**Input data**
= Beginning of Section =
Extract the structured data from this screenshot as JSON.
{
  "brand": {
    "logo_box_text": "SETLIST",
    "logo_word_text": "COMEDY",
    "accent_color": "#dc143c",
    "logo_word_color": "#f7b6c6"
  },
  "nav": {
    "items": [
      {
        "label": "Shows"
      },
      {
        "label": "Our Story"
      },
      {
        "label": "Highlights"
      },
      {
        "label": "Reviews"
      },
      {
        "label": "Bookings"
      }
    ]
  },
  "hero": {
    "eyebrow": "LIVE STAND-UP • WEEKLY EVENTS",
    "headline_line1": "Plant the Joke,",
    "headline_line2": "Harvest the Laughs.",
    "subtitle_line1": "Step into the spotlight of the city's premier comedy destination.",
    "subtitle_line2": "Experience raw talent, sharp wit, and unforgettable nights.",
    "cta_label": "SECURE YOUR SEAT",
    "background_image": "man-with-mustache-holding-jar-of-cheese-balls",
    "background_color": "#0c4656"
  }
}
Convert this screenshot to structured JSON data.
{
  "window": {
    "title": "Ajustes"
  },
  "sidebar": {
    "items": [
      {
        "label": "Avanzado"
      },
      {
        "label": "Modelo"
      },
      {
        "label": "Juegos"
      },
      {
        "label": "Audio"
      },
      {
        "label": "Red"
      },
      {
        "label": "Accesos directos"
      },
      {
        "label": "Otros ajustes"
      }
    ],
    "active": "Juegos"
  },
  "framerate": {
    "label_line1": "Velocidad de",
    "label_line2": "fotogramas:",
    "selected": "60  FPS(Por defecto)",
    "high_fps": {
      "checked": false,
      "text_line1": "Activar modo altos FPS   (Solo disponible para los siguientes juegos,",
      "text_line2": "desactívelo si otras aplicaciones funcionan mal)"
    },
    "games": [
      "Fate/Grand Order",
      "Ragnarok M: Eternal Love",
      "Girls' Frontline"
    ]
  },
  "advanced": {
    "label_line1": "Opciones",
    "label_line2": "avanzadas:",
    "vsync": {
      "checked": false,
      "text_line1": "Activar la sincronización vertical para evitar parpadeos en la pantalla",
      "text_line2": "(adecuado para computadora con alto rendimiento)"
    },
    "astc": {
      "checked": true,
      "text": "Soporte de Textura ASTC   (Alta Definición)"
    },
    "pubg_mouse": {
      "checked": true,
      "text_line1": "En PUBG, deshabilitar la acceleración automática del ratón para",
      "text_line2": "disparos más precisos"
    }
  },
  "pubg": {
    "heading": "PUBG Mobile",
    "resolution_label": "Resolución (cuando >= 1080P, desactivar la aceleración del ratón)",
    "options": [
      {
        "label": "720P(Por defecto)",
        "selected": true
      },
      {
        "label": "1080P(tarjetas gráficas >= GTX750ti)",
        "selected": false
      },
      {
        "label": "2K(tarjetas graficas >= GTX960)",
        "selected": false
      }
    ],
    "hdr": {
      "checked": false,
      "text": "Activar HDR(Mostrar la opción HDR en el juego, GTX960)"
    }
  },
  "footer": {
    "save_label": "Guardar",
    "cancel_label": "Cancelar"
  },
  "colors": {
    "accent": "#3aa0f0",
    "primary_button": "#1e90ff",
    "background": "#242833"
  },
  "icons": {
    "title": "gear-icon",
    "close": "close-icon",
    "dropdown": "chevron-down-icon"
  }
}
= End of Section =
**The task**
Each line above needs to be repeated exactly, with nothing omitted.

**The answer**
Extract the structured data from this screenshot as JSON.
{
  "brand": {
    "logo_box_text": "SETLIST",
    "logo_word_text": "COMEDY",
    "accent_color": "#dc143c",
    "logo_word_color": "#f7b6c6"
  },
  "nav": {
    "items": [
      {
        "label": "Shows"
      },
      {
        "label": "Our Story"
      },
      {
        "label": "Highlights"
      },
      {
        "label": "Reviews"
      },
      {
        "label": "Bookings"
      }
    ]
  },
  "hero": {
    "eyebrow": "LIVE STAND-UP • WEEKLY EVENTS",
    "headline_line1": "Plant the Joke,",
    "headline_line2": "Harvest the Laughs.",
    "subtitle_line1": "Step into the spotlight of the city's premier comedy destination.",
    "subtitle_line2": "Experience raw talent, sharp wit, and unforgettable nights.",
    "cta_label": "SECURE YOUR SEAT",
    "background_image": "man-with-mustache-holding-jar-of-cheese-balls",
    "background_color": "#0c4656"
  }
}
Convert this screenshot to structured JSON data.
{
  "window": {
    "title": "Ajustes"
  },
  "sidebar": {
    "items": [
      {
        "label": "Avanzado"
      },
      {
        "label": "Modelo"
      },
      {
        "label": "Juegos"
      },
      {
        "label": "Audio"
      },
      {
        "label": "Red"
      },
      {
        "label": "Accesos directos"
      },
      {
        "label": "Otros ajustes"
      }
    ],
    "active": "Juegos"
  },
  "framerate": {
    "label_line1": "Velocidad de",
    "label_line2": "fotogramas:",
    "selected": "60  FPS(Por defecto)",
    "high_fps": {
      "checked": false,
      "text_line1": "Activar modo altos FPS   (Solo disponible para los siguientes juegos,",
      "text_line2": "desactívelo si otras aplicaciones funcionan mal)"
    },
    "games": [
      "Fate/Grand Order",
      "Ragnarok M: Eternal Love",
      "Girls' Frontline"
    ]
  },
  "advanced": {
    "label_line1": "Opciones",
    "label_line2": "avanzadas:",
    "vsync": {
      "checked": false,
      "text_line1": "Activar la sincronización vertical para evitar parpadeos en la pantalla",
      "text_line2": "(adecuado para computadora con alto rendimiento)"
    },
    "astc": {
      "checked": true,
      "text": "Soporte de Textura ASTC   (Alta Definición)"
    },
    "pubg_mouse": {
      "checked": true,
      "text_line1": "En PUBG, deshabilitar la acceleración automática del ratón para",
      "text_line2": "disparos más precisos"
    }
  },
  "pubg": {
    "heading": "PUBG Mobile",
    "resolution_label": "Resolución (cuando >= 1080P, desactivar la aceleración del ratón)",
    "options": [
      {
        "label": "720P(Por defecto)",
        "selected": true
      },
      {
        "label": "1080P(tarjetas gráficas >= GTX750ti)",
        "selected": false
      },
      {
        "label": "2K(tarjetas graficas >= GTX960)",
        "selected": false
      }
    ],
    "hdr": {
      "checked": false,
      "text": "Activar HDR(Mostrar la opción HDR en el juego, GTX960)"
    }
  },
  "footer": {
    "save_label": "Guardar",
    "cancel_label": "Cancelar"
  },
  "colors": {
    "accent": "#3aa0f0",
    "primary_button": "#1e90ff",
    "background": "#242833"
  },
  "icons": {
    "title": "gear-icon",
    "close": "close-icon",
    "dropdown": "chevron-down-icon"
  }
}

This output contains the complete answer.